Algeria’s presidential debate falls flat, as anger simmers

Algerian presidential candidate Abdelkader Bengrina addresses supporters at a campaign event in the capital Algiers, on Saturday. (AFP)
Updated 07 December 2019

Algeria’s presidential debate falls flat, as anger simmers

  • Journalists posed questions to the candidates concerning their political and economic plans, unemployment, those who risk their lives to migrate to Europe, education, foreign policy, etc

ALGIERS: Algeria’s first-ever presidential debate seems to have failed to persuade the country’s pro-democracy protesters to take part in next week’s election.

The five candidates recited their platforms instead of sparring over ideas in the Friday night debate — and they did not even look at each other.

Members of Algeria’s 10-month-old protest movement shrugged off the exercise as a farce. They pushed out long-serving President Abdelaziz Bouteflika earlier this year, and now want a whole new political system. They oppose the election altogether because it is organized by Algeria’s power structure, and they see the candidates as part of a corrupt and out-of-touch elite.

Students plan new protests Tuesday ahead of the first round of the election Thursday.

In the debate, the candidates — including former Prime Ministers Ali Benflis and Abdelmadjid Tebboune — responded to the same questions posed by four journalists.

The questions concerned their political and economic plans, unemployment, Algerians who risk their lives to migrate to Europe, education, health and foreign policy.

“We saw five candidates answering like automatons ... as if it were an oral examination,” said journalism professor Djamel Mouafia.

Other commentators called it a missed opportunity for Algeria’s leadership to show they’re trying to be more transparent and democratic.

Criticism exploded on social media, notably from protesters.

“Before promising to defend freedoms, the candidates should have first denounced the mass arrest of protesters of the people’s movement,” activist Hirak Abdelmadjid Benkaci wrote on his Facebook page.

The candidates had kind words for the peaceful movement, without directly addressing its demands for wholesale change.

Benflis said he chose to seek the presidency “knowing that all conditions are not met.”

“But if I am elected, my top priority would be to engage in a dialogue with the opponents of the presidential election. They have the right to have a point of view contrary to mine, but we must come together to reflect on political reforms,” according to the former prime minister.


Iran backtracks on plan to send flight recorders to Ukraine

Updated 26 min 14 sec ago

Iran backtracks on plan to send flight recorders to Ukraine

  • An Iranian official said “the flight recorders from the Ukrainian Boeing are in Iranian hands and we have no plans to send them out”
  • He said Iran is working to recover the data and cabin recordings, and that it may send the flight recorders to Ukrain or France
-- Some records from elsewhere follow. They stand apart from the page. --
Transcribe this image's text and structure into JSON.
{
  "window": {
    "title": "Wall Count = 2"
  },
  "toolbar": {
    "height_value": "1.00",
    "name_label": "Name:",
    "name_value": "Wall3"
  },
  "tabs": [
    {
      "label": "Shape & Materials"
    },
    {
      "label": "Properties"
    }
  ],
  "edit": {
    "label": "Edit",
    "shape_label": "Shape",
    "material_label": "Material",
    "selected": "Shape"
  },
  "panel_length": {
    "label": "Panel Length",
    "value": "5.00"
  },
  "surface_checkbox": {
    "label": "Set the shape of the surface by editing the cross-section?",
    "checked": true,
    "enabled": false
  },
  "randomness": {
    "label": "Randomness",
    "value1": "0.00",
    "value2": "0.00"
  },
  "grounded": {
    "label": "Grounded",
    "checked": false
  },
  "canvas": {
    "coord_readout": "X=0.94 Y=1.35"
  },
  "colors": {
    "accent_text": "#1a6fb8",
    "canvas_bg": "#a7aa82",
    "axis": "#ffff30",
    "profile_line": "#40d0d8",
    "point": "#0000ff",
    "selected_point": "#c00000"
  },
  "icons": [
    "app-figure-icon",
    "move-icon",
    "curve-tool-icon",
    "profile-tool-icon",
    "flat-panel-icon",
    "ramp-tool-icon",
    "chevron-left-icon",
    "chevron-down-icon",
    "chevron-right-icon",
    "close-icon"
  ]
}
TEHRAN: The Iranian official leading the investigation into the Ukrainian jetliner that was accidentally shot down by the Revolutionary Guard appeared to backtrack Sunday on plans to send the flight recorders abroad for analysis, a day after saying they would be sent to Kyiv.
Hassan Rezaeifar was quoted by the state-run IRNA news agency as saying “the flight recorders from the Ukrainian Boeing are in Iranian hands and we have no plans to send them out.”
He said Iran is working to recover the data and cabin recordings, and that it may send the flight recorders — commonly known as black boxes — to Ukraine or France. “But as of yet, we have made no decision.”
The same official was quoted by the semi-official Tasnim news agency on Saturday as saying the recorders would be sent to Ukraine, where French, American and Canadian experts would help analyze them. Iranian officials previously said the black boxes were damaged but are usable.
It was not immediately possible to reconcile the conflicting accounts. Iran may be hesitant to turn over the recorders for fear that more details from the crash — including the harrowing 20 seconds between when the first and second surface-to-air missiles hit the plane — will come to light.
The Guard’s air defenses shot the plane down shortly after it took off from Tehran on Jan. 8, killing all 176 people on board. Hours earlier, the Guard had launched ballistic missiles at US troops in Iraq in response to the US airstrike that killed Iran’s top general in Baghdad. Officials say lower-level officers mistook the plane for a US cruise missile.
Iranian officials initially said the crash was caused by a technical problem and invited countries that lost citizens to help investigate. Three days later, Iran admitted responsibility after Western leaders said there was strong evidence the plane was hit by a surface-to-air missile.
The victims included 57 Canadian citizens as well as 11 Ukrainians, 17 people from Sweden, four Afghans and four British citizens. Most of those killed were Iranians. The other five nations have demanded Iran accept full responsibility and pay compensation to the victims’ families.
The plane was a Boeing 737-800 that was designed and built in the US The plane’s engine was designed by CFM International, a joint company between French group Safran and US group GE Aviation. Investigators from both countries have been invited to take part in the probe.